◆ Requirement: Output the entries below so that they read exactly as they do now.

──────── Data for this task ────────

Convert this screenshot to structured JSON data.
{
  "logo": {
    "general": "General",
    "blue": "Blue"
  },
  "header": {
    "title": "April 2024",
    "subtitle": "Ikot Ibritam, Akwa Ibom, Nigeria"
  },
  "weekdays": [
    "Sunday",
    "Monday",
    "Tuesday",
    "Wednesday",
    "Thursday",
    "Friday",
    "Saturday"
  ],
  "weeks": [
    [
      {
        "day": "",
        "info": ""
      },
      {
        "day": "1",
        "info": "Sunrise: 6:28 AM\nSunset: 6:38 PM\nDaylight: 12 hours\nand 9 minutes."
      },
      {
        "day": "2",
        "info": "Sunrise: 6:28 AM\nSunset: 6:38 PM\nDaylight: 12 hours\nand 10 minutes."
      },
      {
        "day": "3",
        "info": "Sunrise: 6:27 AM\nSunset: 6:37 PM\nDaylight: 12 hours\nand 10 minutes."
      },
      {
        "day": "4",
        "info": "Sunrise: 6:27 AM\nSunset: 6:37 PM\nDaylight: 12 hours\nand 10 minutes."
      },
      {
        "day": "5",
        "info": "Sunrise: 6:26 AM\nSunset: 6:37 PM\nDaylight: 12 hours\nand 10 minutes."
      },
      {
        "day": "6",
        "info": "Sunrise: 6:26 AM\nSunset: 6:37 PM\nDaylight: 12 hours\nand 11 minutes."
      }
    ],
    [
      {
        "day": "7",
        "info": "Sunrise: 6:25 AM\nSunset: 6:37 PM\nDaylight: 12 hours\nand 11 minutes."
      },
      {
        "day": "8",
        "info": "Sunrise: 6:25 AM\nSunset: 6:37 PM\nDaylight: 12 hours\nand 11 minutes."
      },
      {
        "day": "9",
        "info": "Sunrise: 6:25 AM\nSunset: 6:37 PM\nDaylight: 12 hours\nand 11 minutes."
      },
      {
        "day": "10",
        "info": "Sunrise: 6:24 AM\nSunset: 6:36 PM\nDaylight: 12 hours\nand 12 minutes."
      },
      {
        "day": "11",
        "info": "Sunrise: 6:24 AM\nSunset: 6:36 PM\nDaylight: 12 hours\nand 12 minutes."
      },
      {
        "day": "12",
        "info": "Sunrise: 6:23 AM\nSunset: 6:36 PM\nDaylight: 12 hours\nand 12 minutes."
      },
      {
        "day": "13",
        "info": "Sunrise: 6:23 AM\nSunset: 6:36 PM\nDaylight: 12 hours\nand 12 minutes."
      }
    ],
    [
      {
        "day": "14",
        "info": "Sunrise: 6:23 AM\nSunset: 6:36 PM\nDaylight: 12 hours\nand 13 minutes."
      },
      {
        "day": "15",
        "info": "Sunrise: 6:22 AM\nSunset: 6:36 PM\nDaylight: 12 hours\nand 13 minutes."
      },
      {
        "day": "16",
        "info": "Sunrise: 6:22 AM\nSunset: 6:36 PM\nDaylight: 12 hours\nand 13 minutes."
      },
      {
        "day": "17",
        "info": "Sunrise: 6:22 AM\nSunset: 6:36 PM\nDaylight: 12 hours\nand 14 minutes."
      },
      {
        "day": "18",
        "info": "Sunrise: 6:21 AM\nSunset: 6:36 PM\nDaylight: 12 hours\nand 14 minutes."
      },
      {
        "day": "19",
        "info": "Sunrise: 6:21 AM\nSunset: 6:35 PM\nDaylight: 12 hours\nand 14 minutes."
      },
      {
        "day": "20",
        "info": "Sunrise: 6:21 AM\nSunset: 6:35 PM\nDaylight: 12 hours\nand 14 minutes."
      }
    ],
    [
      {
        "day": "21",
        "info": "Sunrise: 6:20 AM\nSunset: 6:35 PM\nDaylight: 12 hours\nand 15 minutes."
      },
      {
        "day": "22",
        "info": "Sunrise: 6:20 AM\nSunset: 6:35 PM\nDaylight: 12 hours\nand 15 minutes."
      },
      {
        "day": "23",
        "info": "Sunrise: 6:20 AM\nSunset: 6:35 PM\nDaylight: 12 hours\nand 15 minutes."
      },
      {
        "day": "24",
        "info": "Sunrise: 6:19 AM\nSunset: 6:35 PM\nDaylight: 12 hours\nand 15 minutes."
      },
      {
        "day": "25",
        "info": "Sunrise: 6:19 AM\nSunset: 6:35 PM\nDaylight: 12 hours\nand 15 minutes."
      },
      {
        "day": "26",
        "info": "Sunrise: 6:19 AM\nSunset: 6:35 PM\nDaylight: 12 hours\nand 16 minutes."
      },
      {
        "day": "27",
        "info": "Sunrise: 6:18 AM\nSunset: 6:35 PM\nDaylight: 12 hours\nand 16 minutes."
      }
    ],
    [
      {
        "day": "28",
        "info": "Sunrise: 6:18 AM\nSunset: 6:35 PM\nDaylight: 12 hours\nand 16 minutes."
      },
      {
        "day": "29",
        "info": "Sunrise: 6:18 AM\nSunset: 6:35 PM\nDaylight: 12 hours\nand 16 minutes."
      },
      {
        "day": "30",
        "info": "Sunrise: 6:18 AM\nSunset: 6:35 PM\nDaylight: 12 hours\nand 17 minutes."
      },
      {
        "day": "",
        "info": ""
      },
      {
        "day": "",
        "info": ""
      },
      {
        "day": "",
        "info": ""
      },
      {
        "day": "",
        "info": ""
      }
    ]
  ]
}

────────

◆ Result of the task:
Convert this screenshot to structured JSON data.
{
  "logo": {
    "general": "General",
    "blue": "Blue"
  },
  "header": {
    "title": "April 2024",
    "subtitle": "Ikot Ibritam, Akwa Ibom, Nigeria"
  },
  "weekdays": [
    "Sunday",
    "Monday",
    "Tuesday",
    "Wednesday",
    "Thursday",
    "Friday",
    "Saturday"
  ],
  "weeks": [
    [
      {
        "day": "",
        "info": ""
      },
      {
        "day": "1",
        "info": "Sunrise: 6:28 AM\nSunset: 6:38 PM\nDaylight: 12 hours\nand 9 minutes."
      },
      {
        "day": "2",
        "info": "Sunrise: 6:28 AM\nSunset: 6:38 PM\nDaylight: 12 hours\nand 10 minutes."
      },
      {
        "day": "3",
        "info": "Sunrise: 6:27 AM\nSunset: 6:37 PM\nDaylight: 12 hours\nand 10 minutes."
      },
      {
        "day": "4",
        "info": "Sunrise: 6:27 AM\nSunset: 6:37 PM\nDaylight: 12 hours\nand 10 minutes."
      },
      {
        "day": "5",
        "info": "Sunrise: 6:26 AM\nSunset: 6:37 PM\nDaylight: 12 hours\nand 10 minutes."
      },
      {
        "day": "6",
        "info": "Sunrise: 6:26 AM\nSunset: 6:37 PM\nDaylight: 12 hours\nand 11 minutes."
      }
    ],
    [
      {
        "day": "7",
        "info": "Sunrise: 6:25 AM\nSunset: 6:37 PM\nDaylight: 12 hours\nand 11 minutes."
      },
      {
        "day": "8",
        "info": "Sunrise: 6:25 AM\nSunset: 6:37 PM\nDaylight: 12 hours\nand 11 minutes."
      },
      {
        "day": "9",
        "info": "Sunrise: 6:25 AM\nSunset: 6:37 PM\nDaylight: 12 hours\nand 11 minutes."
      },
      {
        "day": "10",
        "info": "Sunrise: 6:24 AM\nSunset: 6:36 PM\nDaylight: 12 hours\nand 12 minutes."
      },
      {
        "day": "11",
        "info": "Sunrise: 6:24 AM\nSunset: 6:36 PM\nDaylight: 12 hours\nand 12 minutes."
      },
      {
        "day": "12",
        "info": "Sunrise: 6:23 AM\nSunset: 6:36 PM\nDaylight: 12 hours\nand 12 minutes."
      },
      {
        "day": "13",
        "info": "Sunrise: 6:23 AM\nSunset: 6:36 PM\nDaylight: 12 hours\nand 12 minutes."
      }
    ],
    [
      {
        "day": "14",
        "info": "Sunrise: 6:23 AM\nSunset: 6:36 PM\nDaylight: 12 hours\nand 13 minutes."
      },
      {
        "day": "15",
        "info": "Sunrise: 6:22 AM\nSunset: 6:36 PM\nDaylight: 12 hours\nand 13 minutes."
      },
      {
        "day": "16",
        "info": "Sunrise: 6:22 AM\nSunset: 6:36 PM\nDaylight: 12 hours\nand 13 minutes."
      },
      {
        "day": "17",
        "info": "Sunrise: 6:22 AM\nSunset: 6:36 PM\nDaylight: 12 hours\nand 14 minutes."
      },
      {
        "day": "18",
        "info": "Sunrise: 6:21 AM\nSunset: 6:36 PM\nDaylight: 12 hours\nand 14 minutes."
      },
      {
        "day": "19",
        "info": "Sunrise: 6:21 AM\nSunset: 6:35 PM\nDaylight: 12 hours\nand 14 minutes."
      },
      {
        "day": "20",
        "info": "Sunrise: 6:21 AM\nSunset: 6:35 PM\nDaylight: 12 hours\nand 14 minutes."
      }
    ],
    [
      {
        "day": "21",
        "info": "Sunrise: 6:20 AM\nSunset: 6:35 PM\nDaylight: 12 hours\nand 15 minutes."
      },
      {
        "day": "22",
        "info": "Sunrise: 6:20 AM\nSunset: 6:35 PM\nDaylight: 12 hours\nand 15 minutes."
      },
      {
        "day": "23",
        "info": "Sunrise: 6:20 AM\nSunset: 6:35 PM\nDaylight: 12 hours\nand 15 minutes."
      },
      {
        "day": "24",
        "info": "Sunrise: 6:19 AM\nSunset: 6:35 PM\nDaylight: 12 hours\nand 15 minutes."
      },
      {
        "day": "25",
        "info": "Sunrise: 6:19 AM\nSunset: 6:35 PM\nDaylight: 12 hours\nand 15 minutes."
      },
      {
        "day": "26",
        "info": "Sunrise: 6:19 AM\nSunset: 6:35 PM\nDaylight: 12 hours\nand 16 minutes."
      },
      {
        "day": "27",
        "info": "Sunrise: 6:18 AM\nSunset: 6:35 PM\nDaylight: 12 hours\nand 16 minutes."
      }
    ],
    [
      {
        "day": "28",
        "info": "Sunrise: 6:18 AM\nSunset: 6:35 PM\nDaylight: 12 hours\nand 16 minutes."
      },
      {
        "day": "29",
        "info": "Sunrise: 6:18 AM\nSunset: 6:35 PM\nDaylight: 12 hours\nand 16 minutes."
      },
      {
        "day": "30",
        "info": "Sunrise: 6:18 AM\nSunset: 6:35 PM\nDaylight: 12 hours\nand 17 minutes."
      },
      {
        "day": "",
        "info": ""
      },
      {
        "day": "",
        "info": ""
      },
      {
        "day": "",
        "info": ""
      },
      {
        "day": "",
        "info": ""
      }
    ]
  ]
}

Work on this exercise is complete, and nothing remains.